And you might try a different angle of incidence to the fretboard when bending. If you have a very vertical angle of incidence (finger is mostly perpendicular to fretboard), then it might be tearing more when you bend. Try getting a lower angle, coming in flatter with your fingetips. You'll end up bending multiple strings at the same time, but that's ok as long as your picking hits the right string(s).

Also, don't be afraid of using multiple fingers to bend. I play a lot of blues and classic rock (always in E std), and frequently bend with index, middle AND ring when bending a note originally fretted with the ring finger. It distributes the pressure loading of the string across 3 fingers instead of just one, effectively cutting the force tearing at your "meat" into a third of what it was.


Thanks for the answer! I don't chew my nails. I try to not trim my nails too short. And I don't sweat from my hands. And wouldn't using superglue in my finer be like... dangerous? Thanks for the tips, and I'll definitely check my bending technique. And usually I use as much fingers I can in order to help the bending finger.
#22
Quote by SparkzPT
Yeah, the meat reattatches to the nail, but sometimes, it doesn't completely... even though it ends by reattatching perfectly. For how long do you play guitar? I wish I could reach that point that it won't happen to me anymore...

oh I see, I don't want to recommend anything that might harm you and your fingers though.

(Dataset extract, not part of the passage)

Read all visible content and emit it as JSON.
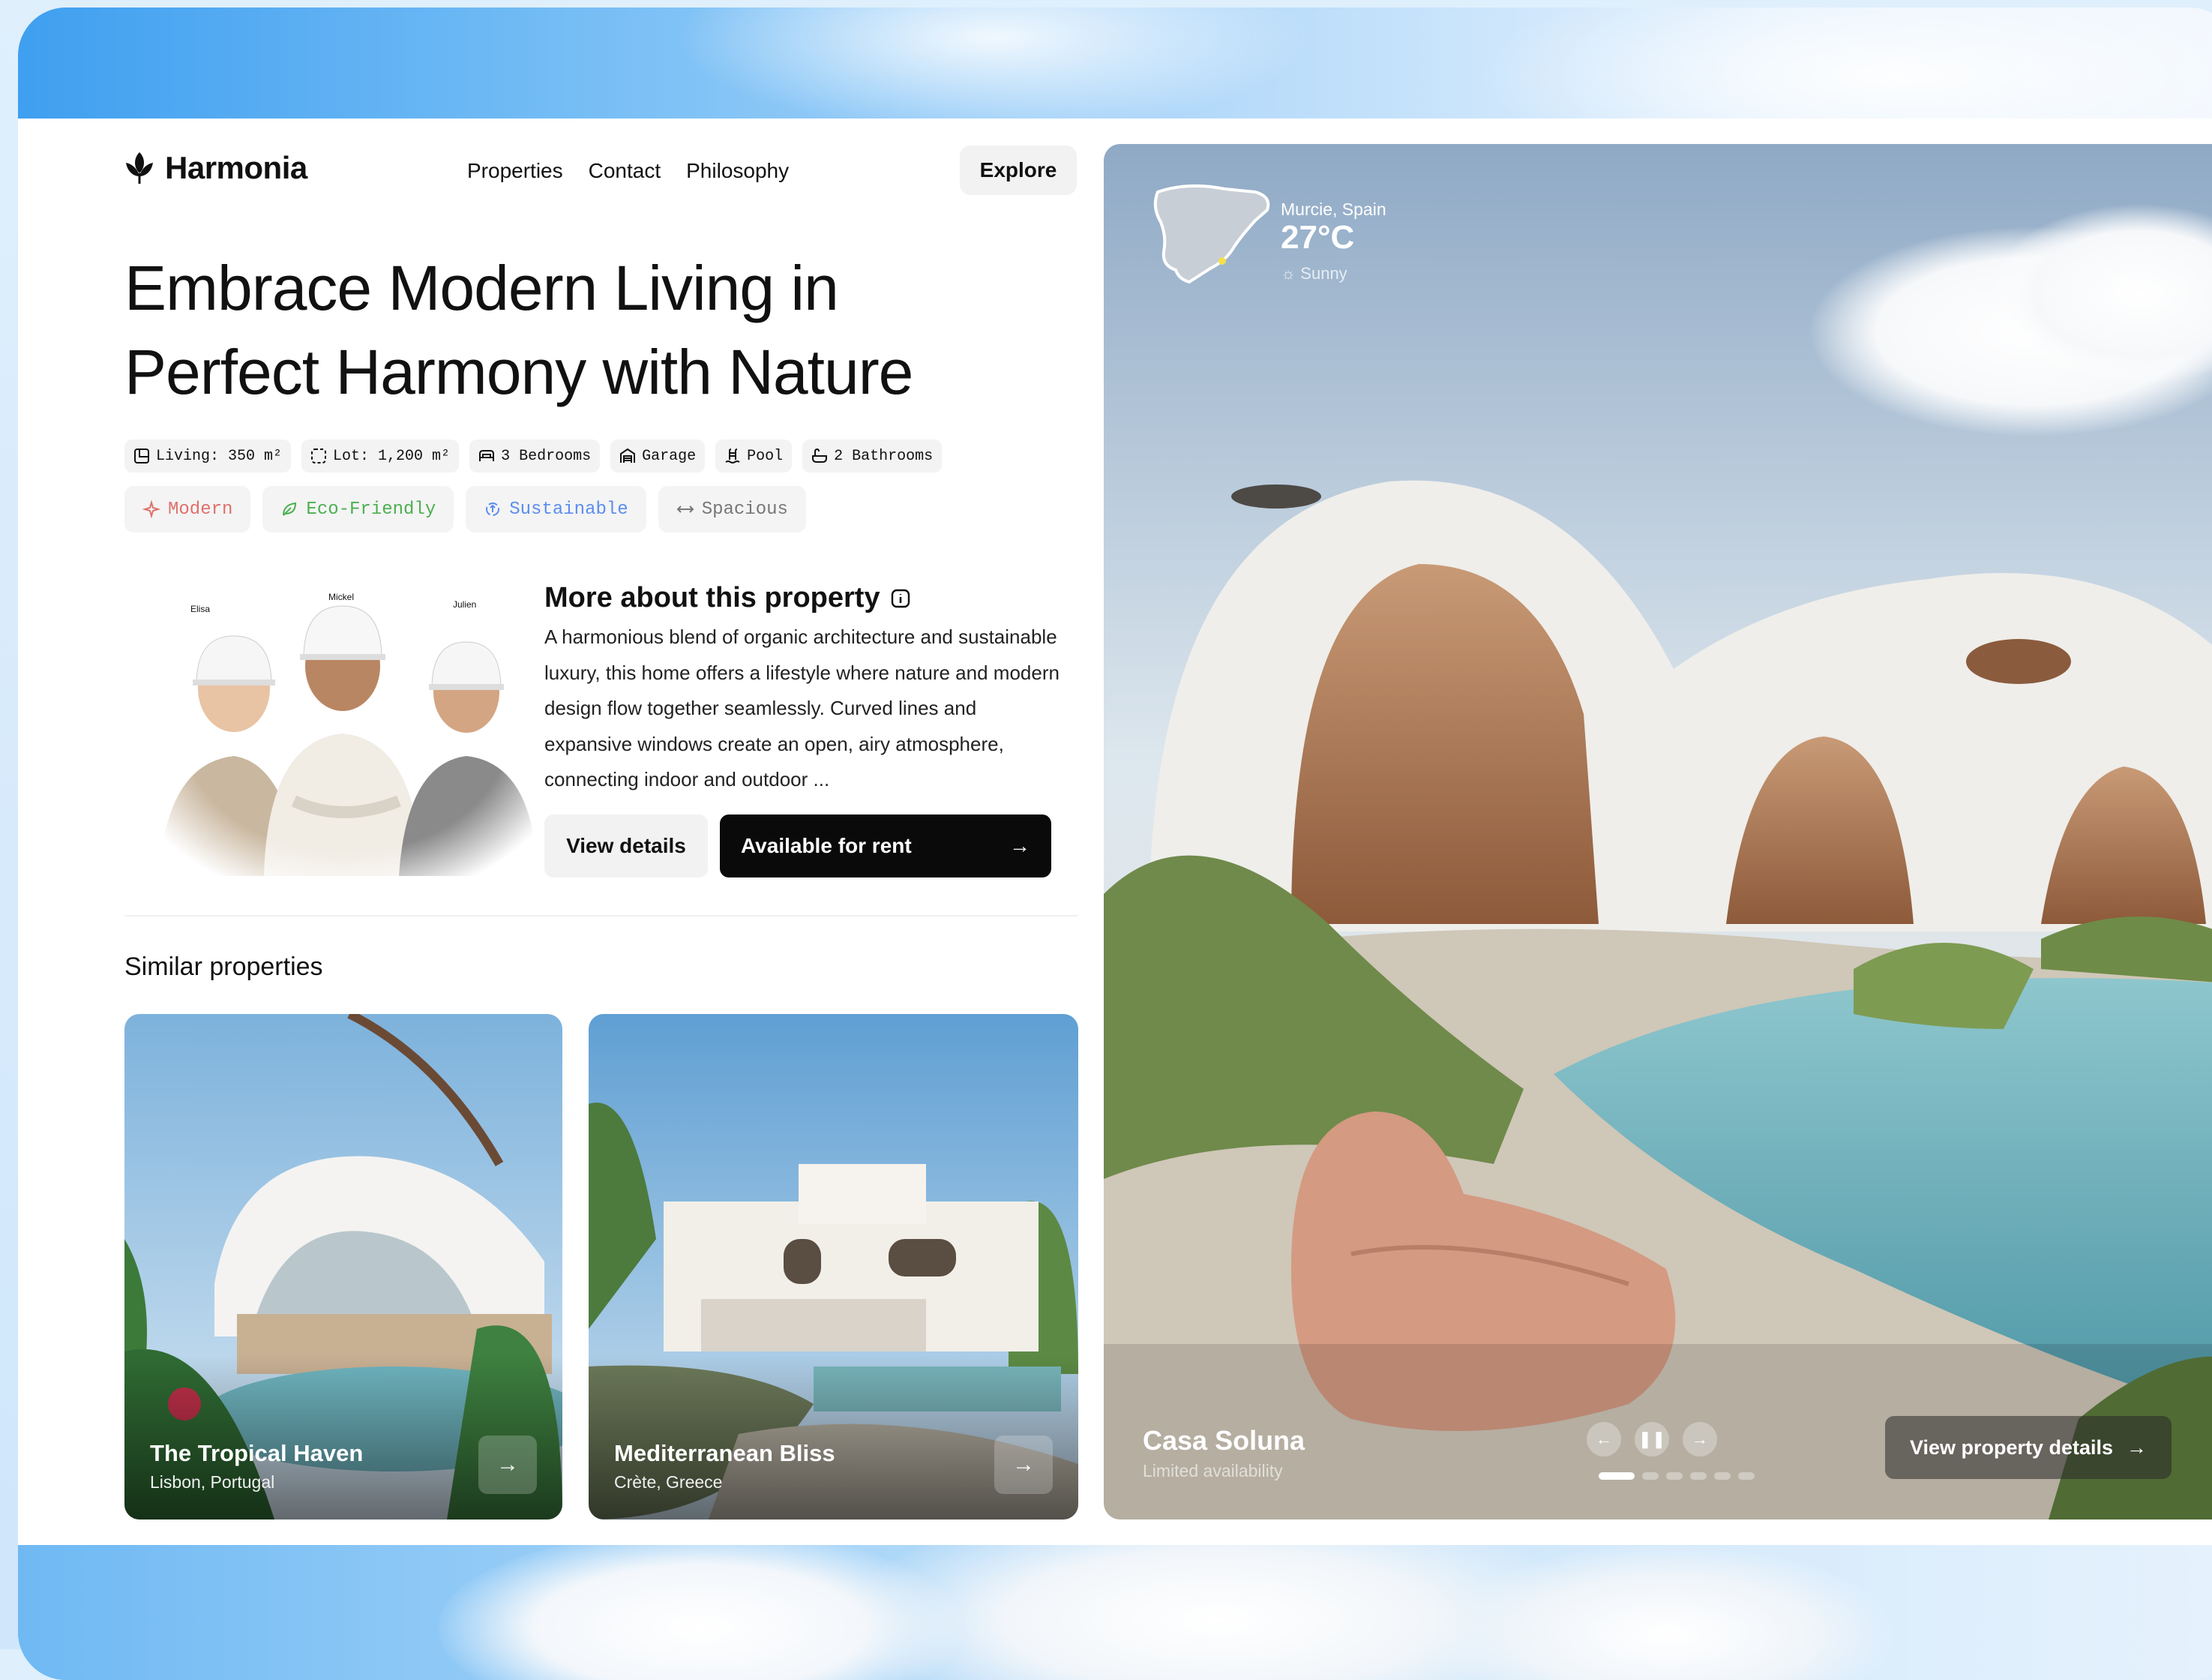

It happened a lot to me actually, you just have to keep on playing until it stops, because after a while when your fingers get really hard from callouses, it'll go away or happen less often.